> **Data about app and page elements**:
——
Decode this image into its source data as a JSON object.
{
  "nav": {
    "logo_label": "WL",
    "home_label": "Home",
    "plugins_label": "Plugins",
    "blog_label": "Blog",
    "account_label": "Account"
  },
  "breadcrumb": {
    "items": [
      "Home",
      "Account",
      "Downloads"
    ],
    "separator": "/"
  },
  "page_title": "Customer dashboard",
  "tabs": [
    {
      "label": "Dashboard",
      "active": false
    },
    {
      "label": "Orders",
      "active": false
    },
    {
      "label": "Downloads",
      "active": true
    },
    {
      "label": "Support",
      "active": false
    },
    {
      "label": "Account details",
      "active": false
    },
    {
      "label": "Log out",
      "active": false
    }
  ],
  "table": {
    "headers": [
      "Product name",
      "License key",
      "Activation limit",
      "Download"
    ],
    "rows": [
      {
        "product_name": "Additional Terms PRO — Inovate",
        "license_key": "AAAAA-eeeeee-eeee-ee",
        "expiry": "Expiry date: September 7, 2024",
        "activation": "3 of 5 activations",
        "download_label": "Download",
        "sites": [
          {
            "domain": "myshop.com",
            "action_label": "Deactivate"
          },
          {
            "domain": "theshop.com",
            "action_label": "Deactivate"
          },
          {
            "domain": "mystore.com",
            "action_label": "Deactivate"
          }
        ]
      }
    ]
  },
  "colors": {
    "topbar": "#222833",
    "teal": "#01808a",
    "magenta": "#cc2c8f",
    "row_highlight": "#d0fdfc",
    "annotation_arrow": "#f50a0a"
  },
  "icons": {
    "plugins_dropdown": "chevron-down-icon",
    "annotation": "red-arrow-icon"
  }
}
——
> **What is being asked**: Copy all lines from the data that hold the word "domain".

> **Solution**:
            "domain": "myshop.com",
            "domain": "theshop.com",
            "domain": "mystore.com",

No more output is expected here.